All rail freight cars – and most passenger – braking by pressing the brake pads against the rolling surface of the wheels. If you have ever seen, how the stop-crane is ripped off in the car, then at this moment all the compressed air is released from the braking system and strong springs press the brake pads against the wheel rims.
Thermal cracks in railway wheel rims
Even with normal pad braking along the wheel rim, the smallest thermal cracks appear on the tread surface. They arise as a result of cyclic heating and cooling of the rim during full braking or during deceleration to reduce speed..

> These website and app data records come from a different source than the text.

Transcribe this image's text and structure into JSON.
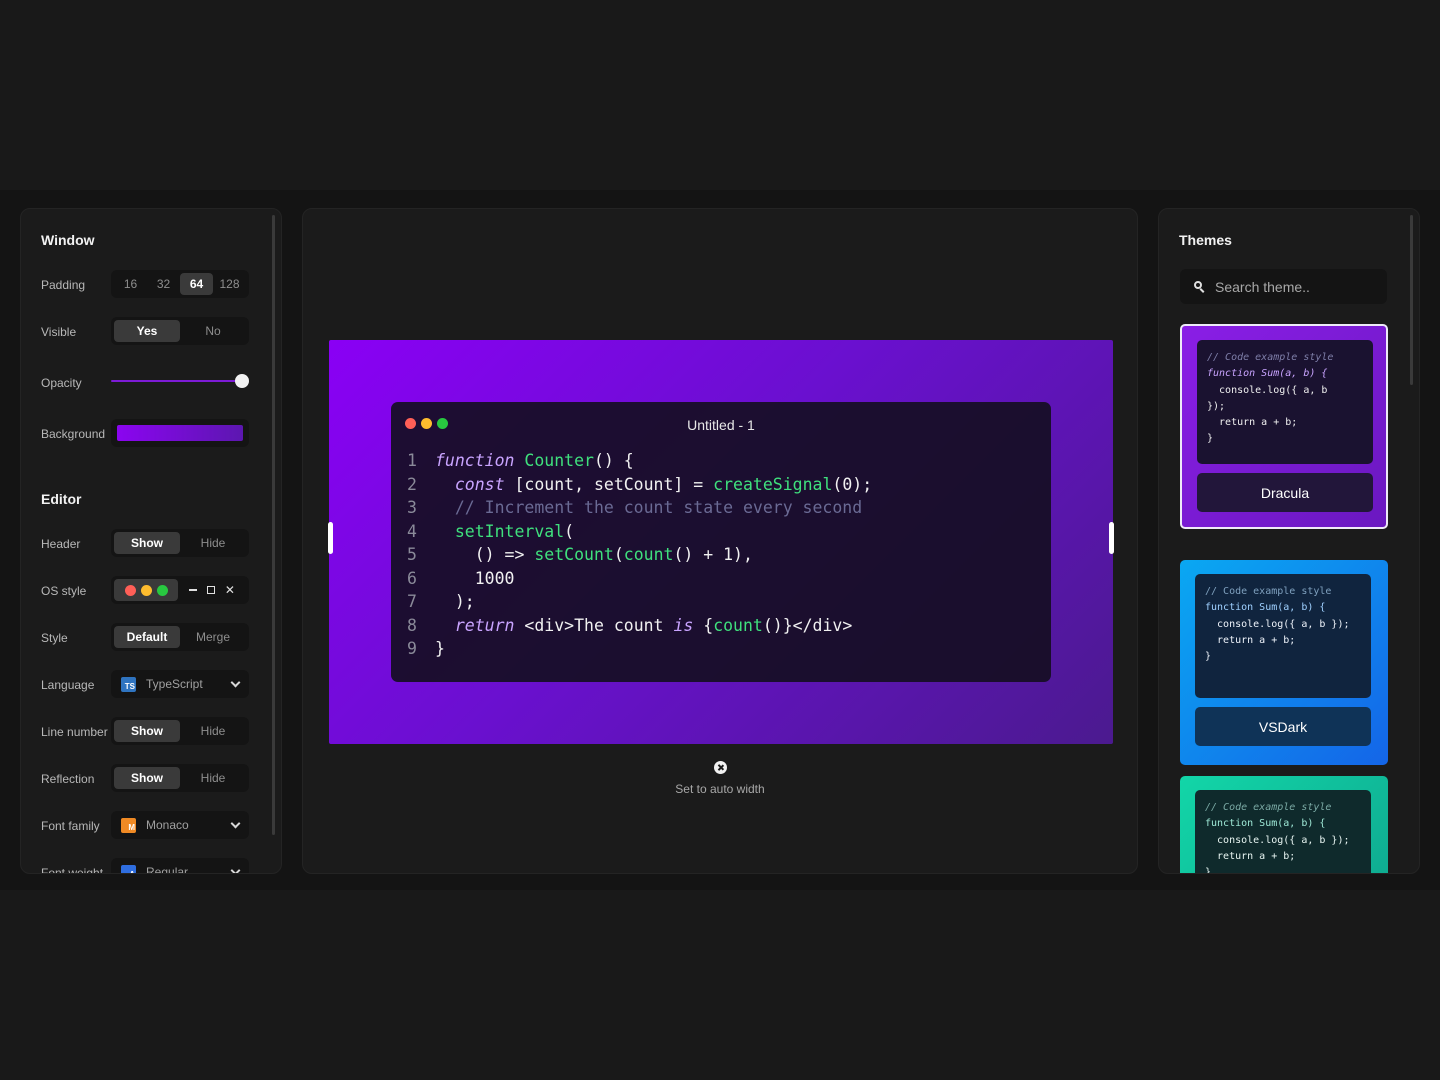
{
  "window_section": {
    "title": "Window",
    "padding": {
      "label": "Padding",
      "options": [
        "16",
        "32",
        "64",
        "128"
      ],
      "selected": "64"
    },
    "visible": {
      "label": "Visible",
      "options": [
        "Yes",
        "No"
      ],
      "selected": "Yes"
    },
    "opacity": {
      "label": "Opacity",
      "value": 1.0
    },
    "background": {
      "label": "Background",
      "color_from": "#8b05f0",
      "color_to": "#5c17b0"
    }
  },
  "editor_section": {
    "title": "Editor",
    "header": {
      "label": "Header",
      "options": [
        "Show",
        "Hide"
      ],
      "selected": "Show"
    },
    "os_style": {
      "label": "OS style",
      "options": [
        "mac",
        "windows"
      ],
      "selected": "mac",
      "icons": [
        "minimize-icon",
        "maximize-icon",
        "close-icon"
      ]
    },
    "style": {
      "label": "Style",
      "options": [
        "Default",
        "Merge"
      ],
      "selected": "Default"
    },
    "language": {
      "label": "Language",
      "value": "TypeScript",
      "badge": "TS",
      "badge_color": "#2f74c0"
    },
    "line_number": {
      "label": "Line number",
      "options": [
        "Show",
        "Hide"
      ],
      "selected": "Show"
    },
    "reflection": {
      "label": "Reflection",
      "options": [
        "Show",
        "Hide"
      ],
      "selected": "Show"
    },
    "font_family": {
      "label": "Font family",
      "value": "Monaco",
      "badge": "M",
      "badge_color": "#f08a24"
    },
    "font_weight": {
      "label": "Font weight",
      "value": "Regular",
      "badge": "A",
      "badge_color": "#2f6ee0"
    }
  },
  "preview": {
    "window_title": "Untitled - 1",
    "traffic_lights": [
      "#ff5f57",
      "#febc2e",
      "#28c840"
    ],
    "line_numbers": [
      "1",
      "2",
      "3",
      "4",
      "5",
      "6",
      "7",
      "8",
      "9"
    ],
    "code": {
      "l1_kw": "function",
      "l1_fn": "Counter",
      "l1_rest": "() {",
      "l2_kw": "const",
      "l2_a": " [count, setCount] = ",
      "l2_fn": "createSignal",
      "l2_b": "(0);",
      "l3_comment": "// Increment the count state every second",
      "l4_fn": "setInterval",
      "l4_b": "(",
      "l5_a": "() => ",
      "l5_fn": "setCount",
      "l5_b": "(",
      "l5_fn2": "count",
      "l5_c": "() + 1),",
      "l6": "1000",
      "l7": ");",
      "l8_kw": "return",
      "l8_a": " <div>The count ",
      "l8_kw2": "is",
      "l8_b": " {",
      "l8_fn": "count",
      "l8_c": "()}</div>",
      "l9": "}"
    },
    "auto_width_label": "Set to auto width"
  },
  "themes": {
    "title": "Themes",
    "search_placeholder": "Search theme..",
    "items": [
      {
        "name": "Dracula",
        "selected": true,
        "lines": [
          "// Code example style",
          "function Sum(a, b) {",
          "  console.log({ a, b",
          "});",
          "  return a + b;",
          "}"
        ]
      },
      {
        "name": "VSDark",
        "selected": false,
        "lines": [
          "// Code example style",
          "function Sum(a, b) {",
          "  console.log({ a, b });",
          "  return a + b;",
          "}"
        ]
      },
      {
        "name": "",
        "selected": false,
        "lines": [
          "// Code example style",
          "function Sum(a, b) {",
          "  console.log({ a, b });",
          "  return a + b;",
          "}"
        ]
      }
    ]
  }
}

Usually, the higher the ability wheel steel to heat hardening, the more thermal cracks occur. Therefore, in terms of preventing thermal cracks, steel with a reduced carbon content is more preferable..

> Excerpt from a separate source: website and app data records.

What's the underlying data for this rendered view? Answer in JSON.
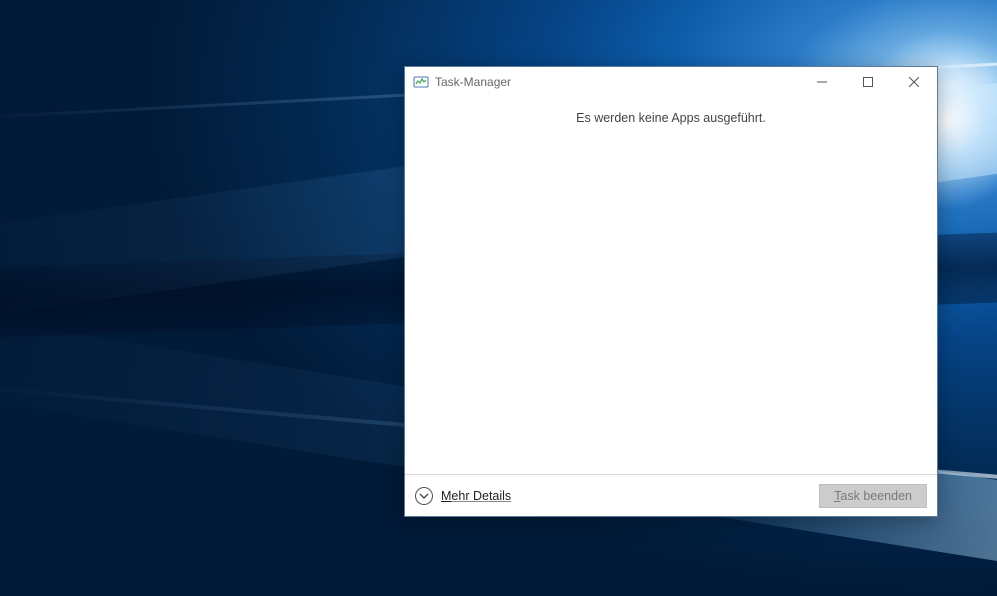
{
  "window": {
    "title": "Task-Manager",
    "status_message": "Es werden keine Apps ausgeführt."
  },
  "footer": {
    "more_details_prefix": "M",
    "more_details_rest": "ehr Details",
    "end_task_prefix": "T",
    "end_task_rest": "ask beenden"
  }
}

Thermal cracks and residual stresses
Moreover, known, that the use of hard braking, eg, for an hour on a long mountain descent, can lead to the formation of hazardous tensile residual stresses. These tensile stresses promote the growth of surface thermal cracks into the rim., what can lead – and sometimes leads – to brittle destruction of the rim and the entire wheel. The larger the crack in the rim and the higher the residual tensile stresses in it, the more easily brittle fracture of steel occurs.
Fracture toughness of wheel steel
Under the same conditions, the occurrence of brittle fracture depends on the properties of the material, in the case of a railway wheel - wheel steel. This property of a material to resist brittle fracture is called fracture toughness.. The behavior of materials during brittle fracture is dealt with in a separate section of material mechanics - fracture mechanics.
Picture 1 - View of the specimen for fracture toughness tests and the place of its cutting from the rim of a railway wheel according to EN 13262. Six samples are cut from one wheel. The test result is the average value of fracture toughness for six samples.
In general, steels with a lower carbon content have a higher resistance to brittle fracture.. The figure below shows the dependence of the fracture toughness of the wheel rim on the carbon content of the wheel steel.
Low carbon steel has better thermal cracking resistance and higher fracture toughness, but lower wear resistance. Therefore, the choice of wheel steel for the wheels of a particular train on a particular railway is the choice of the appropriate carbon content, taking into account:
- axial loads;
- travel speeds;
- braking conditions and
- wheel maintenance level in operation.
Fracture toughness of wheel steels according to EN 13262
New edition of the European standard EN 13262 from 2011 year introduces the minimum value of fracture toughness in wheels, which are braked by brake pads on the rolling surface. Such a technical requirement for the fracture toughness of the rim in the standard for railway wheels is set in the world for the first time.
The figure above shows the permissible fracture toughness range for ER7 wheel steel according to EN 13262 by the same standard. It turns out, that according to this standard, wheels made of steel with a carbon content of more 0,50 % cannot be used for wheels with rim braking.
On the other hand, in Japan, a large number of wheels made of steel with a carbon content of more 0,60 % braking on the rim without any problem. This is because, that Japan pays great attention to maintenance of the brake system to prevent abnormal (abnormal) braking conditions, which can lead to a change in the residual stresses in the rim from the original compressive to tensile. Somebody think, that this is based on a purely Japanese system of thinking, which Europeans do not have and already, sure, you and me. 🙂